I am very glad to be joined today not just by Sir Patrick Vallance but by the Chancellor Rishi Sunak who is going to tell us more in a moment about our latest package to help this country in its battle with Covid.
And I want to thank Rishi for measures that will protect people’s livelihoods and protect jobs and which will help us to deliver our overwhelming objective of getting the virus under control while keeping pupils in education and keeping the UK economy moving forward.
I know that there are some people who will say that this economic objective is so important that we should stop all measures to control the virus and stop restrictions of any kind on our social lives or on the way we run our businesses.
We can’t do that because alas the maths is inescapable. We would face many thousands more deaths.
And no, to answer one commonly posed question, we would not be able to insulate the elderly and the vulnerable. Not in a society with so many multigenerational households. No country has been able to do that.
And an uncontrolled expansion in the number of Covid patients would mean that the NHS would have even less capacity to treat heart patients and cancer patients and to deal with all our other medical needs.
So that’s why we reject that extreme laissez-faire approach.
And then there are others who say on the contrary that we need now to lock the whole place down from John O’ Groats to Lands’ End.
Turn the lights out, shut up shop. Close schools and universities and go back to the same kind of lockdown we had in March and April and May.
And I have to say I don’t believe that is the right course now. Not when the psychological cost of lockdown is well known to us and the economic cost.
Not when it is being suggested that we might have to perform the same brutal lockdown again and again in the months ahead.
And not when there is such obvious variation – unlike last time – between different parts of the country.
So that’s why we are going for a balanced approach.
A middle course between the Scylla of another national lockdown and the Charybdis of an uncontrolled virus.
A regional and local approach – the same approach that is now being followed by some of the countries that are the most successful in their fights against the virus.

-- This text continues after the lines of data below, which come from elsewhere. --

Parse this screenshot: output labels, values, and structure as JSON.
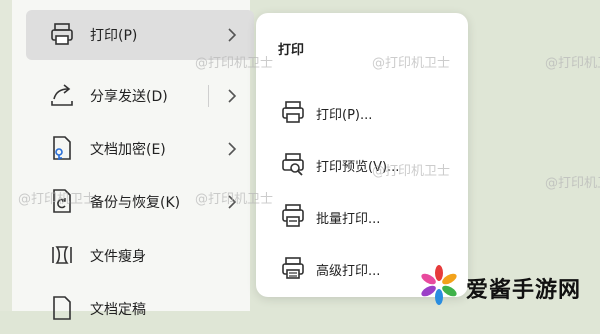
{
  "menu": {
    "items": [
      {
        "label": "打印(P)",
        "icon": "printer-icon",
        "active": true,
        "has_submenu": true
      },
      {
        "label": "分享发送(D)",
        "icon": "share-icon",
        "active": false,
        "has_submenu": true
      },
      {
        "label": "文档加密(E)",
        "icon": "document-lock-icon",
        "active": false,
        "has_submenu": true
      },
      {
        "label": "备份与恢复(K)",
        "icon": "backup-restore-icon",
        "active": false,
        "has_submenu": true
      },
      {
        "label": "文件瘦身",
        "icon": "file-slim-icon",
        "active": false,
        "has_submenu": false
      },
      {
        "label": "文档定稿",
        "icon": "document-finalize-icon",
        "active": false,
        "has_submenu": false
      }
    ]
  },
  "submenu": {
    "title": "打印",
    "items": [
      {
        "label": "打印(P)...",
        "icon": "printer-icon"
      },
      {
        "label": "打印预览(V)...",
        "icon": "print-preview-icon"
      },
      {
        "label": "批量打印...",
        "icon": "batch-print-icon"
      },
      {
        "label": "高级打印...",
        "icon": "advanced-print-icon"
      }
    ]
  },
  "watermark": {
    "text": "@打印机卫士"
  },
  "logo": {
    "text": "爱酱手游网"
  },
  "colors": {
    "active_bg": "#dedede",
    "panel_bg": "#ffffff",
    "page_bg": "#dfe6d6"
  }
}
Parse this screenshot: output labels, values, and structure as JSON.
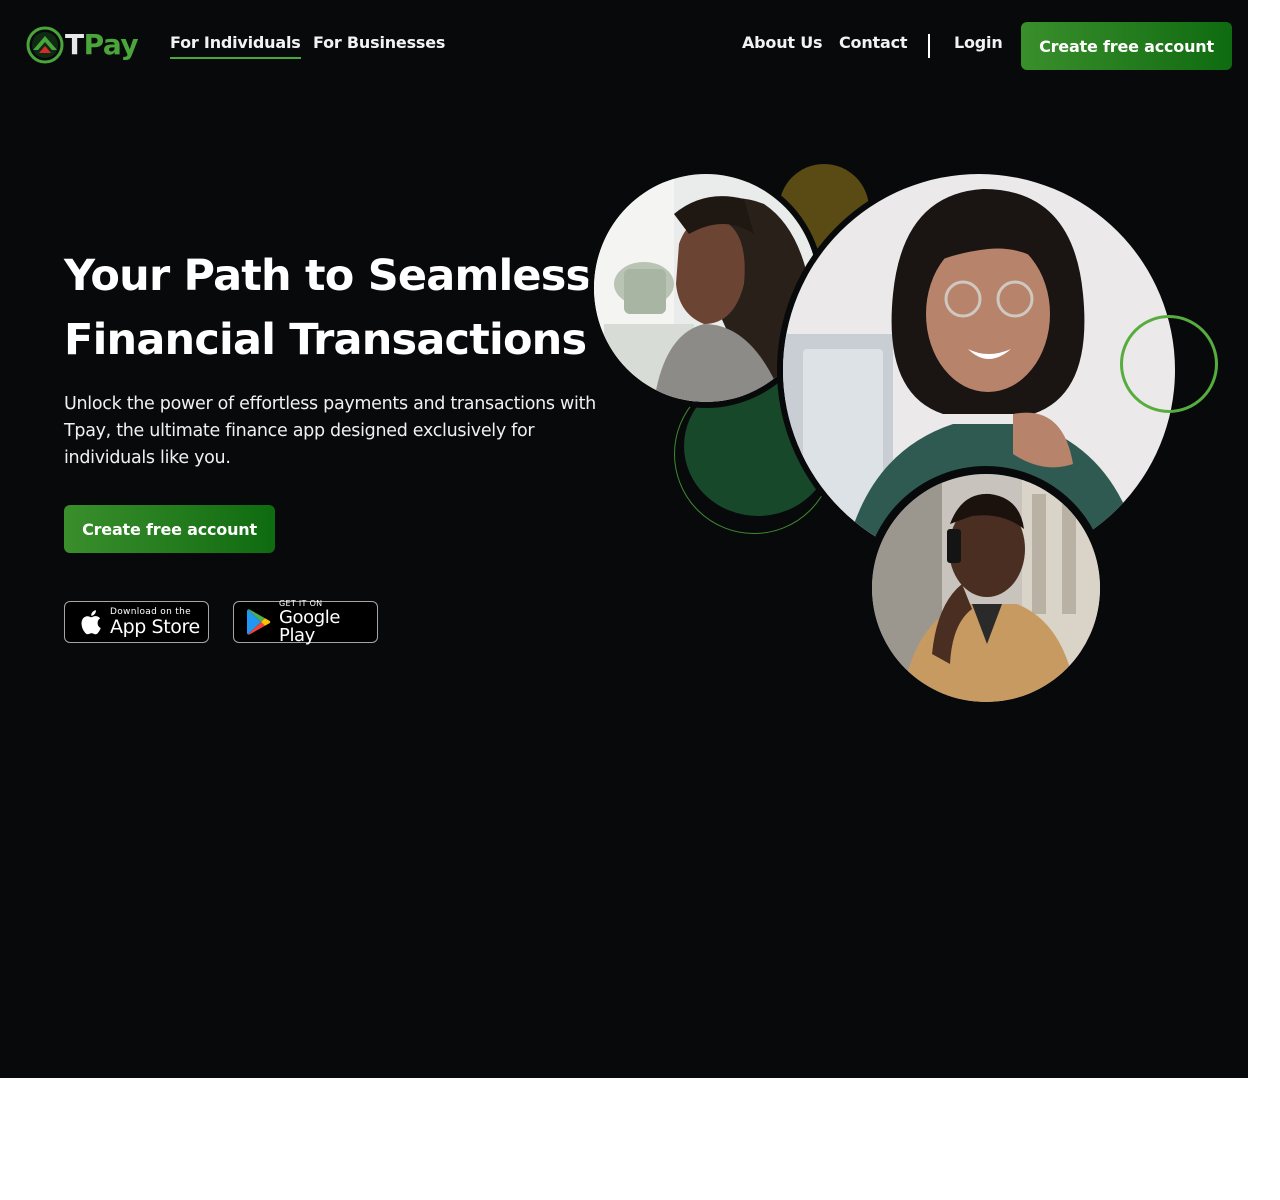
{
  "brand": {
    "name_t": "T",
    "name_rest": "Pay"
  },
  "nav": {
    "left_links": [
      "For Individuals",
      "For Businesses"
    ],
    "right_links": [
      "About Us",
      "Contact"
    ],
    "login": "Login",
    "cta": "Create free account",
    "active": "For Individuals"
  },
  "hero": {
    "headline": "Your Path to Seamless Financial Transactions",
    "subtext": "Unlock the power of effortless payments and transactions with Tpay, the ultimate finance app designed exclusively for individuals like you.",
    "cta": "Create free account"
  },
  "badges": {
    "apple_small": "Download on the",
    "apple_big": "App Store",
    "google_small": "GET IT ON",
    "google_big": "Google Play"
  },
  "colors": {
    "background": "#08090b",
    "accent_green": "#49a83a",
    "button_green_start": "#3a8f2c",
    "button_green_end": "#0f6b10",
    "olive": "#5a4a14",
    "dark_green": "#17482a"
  },
  "icons": {
    "logo": "tpay-logo-icon",
    "apple": "apple-icon",
    "google_play": "google-play-icon"
  }
}
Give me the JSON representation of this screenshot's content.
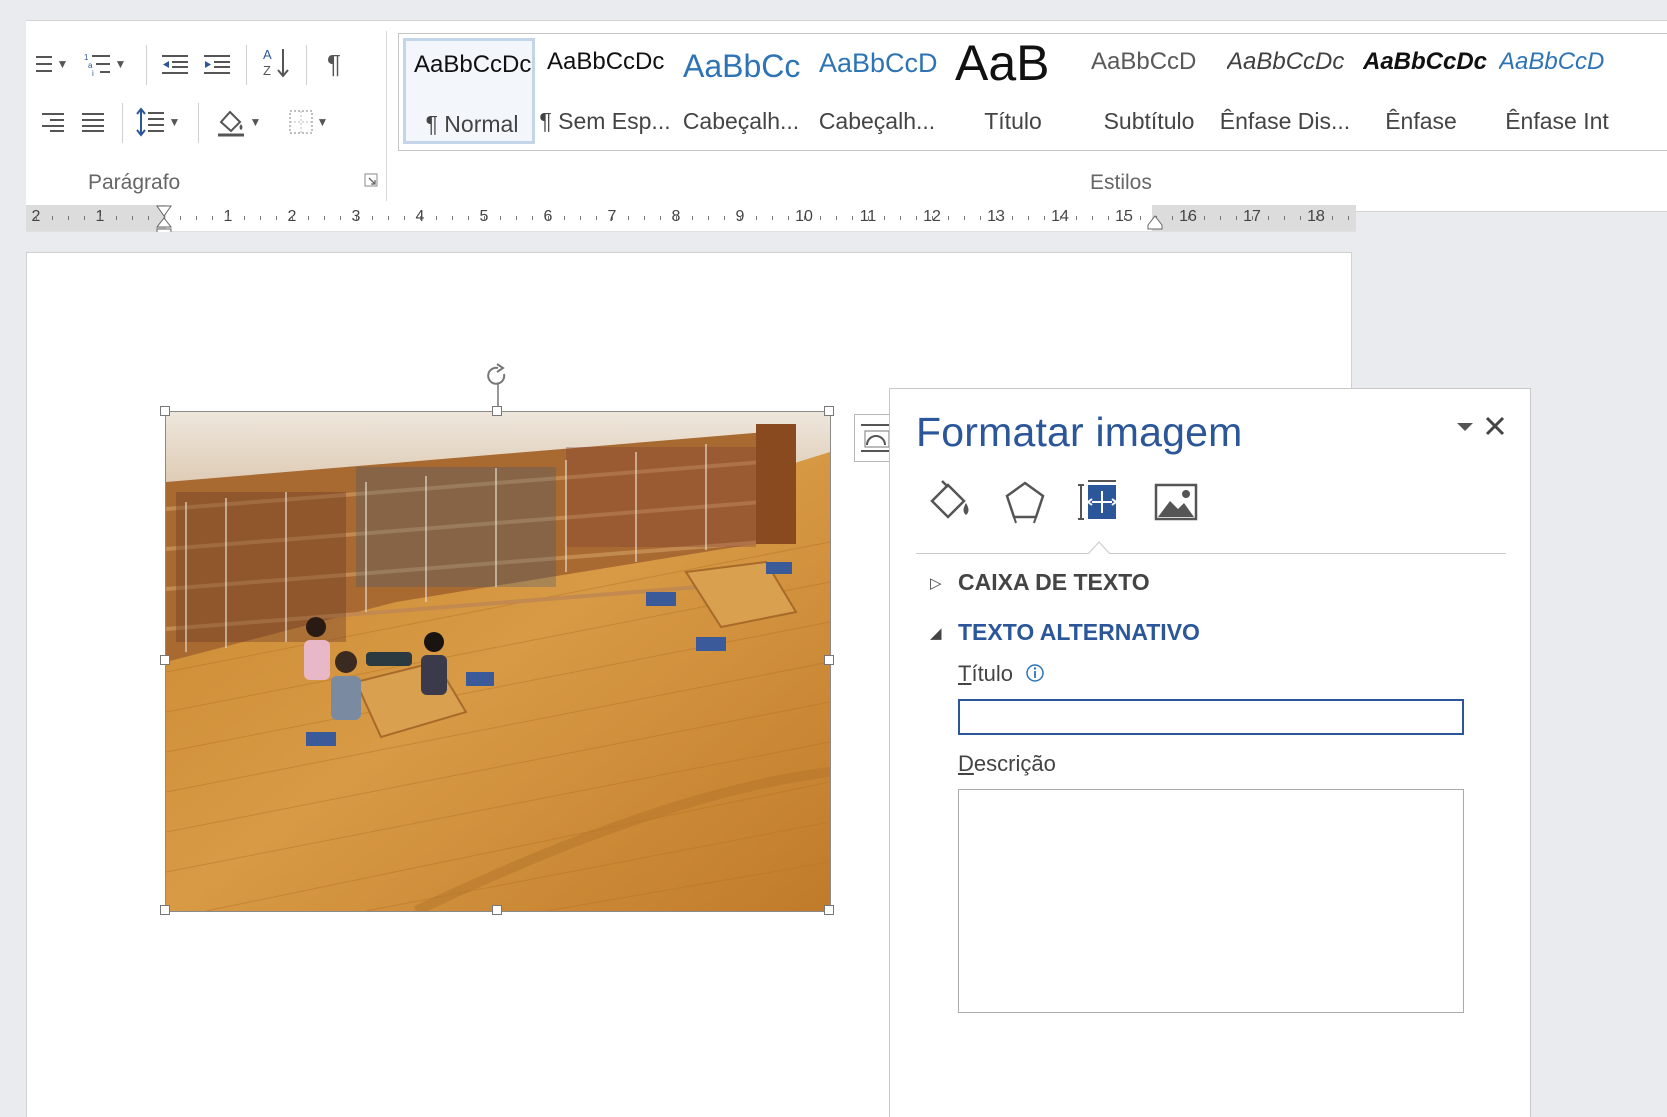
{
  "ribbon": {
    "paragraph_group_label": "Parágrafo",
    "styles_group_label": "Estilos",
    "styles": [
      {
        "preview": "AaBbCcDc",
        "name": "¶ Normal",
        "color": "#111111",
        "italic": false,
        "bold": false,
        "size": 24,
        "selected": true
      },
      {
        "preview": "AaBbCcDc",
        "name": "¶ Sem Esp...",
        "color": "#111111",
        "italic": false,
        "bold": false,
        "size": 24,
        "selected": false
      },
      {
        "preview": "AaBbCc",
        "name": "Cabeçalh...",
        "color": "#2e74b5",
        "italic": false,
        "bold": false,
        "size": 32,
        "selected": false
      },
      {
        "preview": "AaBbCcD",
        "name": "Cabeçalh...",
        "color": "#2e74b5",
        "italic": false,
        "bold": false,
        "size": 27,
        "selected": false
      },
      {
        "preview": "AaB",
        "name": "Título",
        "color": "#111111",
        "italic": false,
        "bold": false,
        "size": 50,
        "selected": false
      },
      {
        "preview": "AaBbCcD",
        "name": "Subtítulo",
        "color": "#595959",
        "italic": false,
        "bold": false,
        "size": 24,
        "selected": false
      },
      {
        "preview": "AaBbCcDc",
        "name": "Ênfase Dis...",
        "color": "#404040",
        "italic": true,
        "bold": false,
        "size": 24,
        "selected": false
      },
      {
        "preview": "AaBbCcDc",
        "name": "Ênfase",
        "color": "#111111",
        "italic": true,
        "bold": true,
        "size": 24,
        "selected": false
      },
      {
        "preview": "AaBbCcD",
        "name": "Ênfase Int",
        "color": "#2e74b5",
        "italic": true,
        "bold": false,
        "size": 24,
        "selected": false
      }
    ]
  },
  "ruler": {
    "labels": [
      "2",
      "1",
      "1",
      "2",
      "3",
      "4",
      "5",
      "6",
      "7",
      "8",
      "9",
      "10",
      "11",
      "12",
      "13",
      "14",
      "15",
      "16",
      "17",
      "18"
    ]
  },
  "pane": {
    "title": "Formatar imagem",
    "tabs": [
      "fill-line-icon",
      "effects-icon",
      "layout-properties-icon",
      "picture-icon"
    ],
    "section_textbox": "CAIXA DE TEXTO",
    "section_alt_text": "TEXTO ALTERNATIVO",
    "title_label_first": "T",
    "title_label_rest": "ítulo",
    "title_value": "",
    "desc_label_first": "D",
    "desc_label_rest": "escrição",
    "desc_value": ""
  },
  "colors": {
    "accent": "#2b579a",
    "heading_blue": "#2e74b5"
  }
}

And so to all those who are enduring these restrictions, and who have been enduring them for so long in all parts of the country.
I want to repeat my thanks, for your bravery, for your patience and your public spiritedness.
And I repeat – there are clear signs that our collective actions are working.
Yes the R is above one, but thanks to the efforts of people of all ages in following the guidance and the rules the R is about half its natural rate.
And if we follow the guidance together and follow the rules then we can get it down.
And it is precisely because these measures are burdensome that from the beginning this government has provided unprecedented support to everyone in this country – support worth £200bn to look after jobs and livelihoods and business.
And as we adjust our campaign to fight the virus it is right that we should now produce a new package of support across the country in addition to the specific agreements we have reached with Lancashire, Merseyside and others.
And because it is far, far better to keep business going now rather than to let those jobs go forever in a new national lockdown.
We will win this fight against Covid.
Because we can see that treatments are getting better, and medicines are getting better and testing technologies are getting better.
And we have shown before that we can drive the R down.
And in the meantime we need to protect jobs, protect livelihoods, and put the UK in strongest position for an economic recovery.
I am now going to hand over to the Chancellor Rishi Sunak.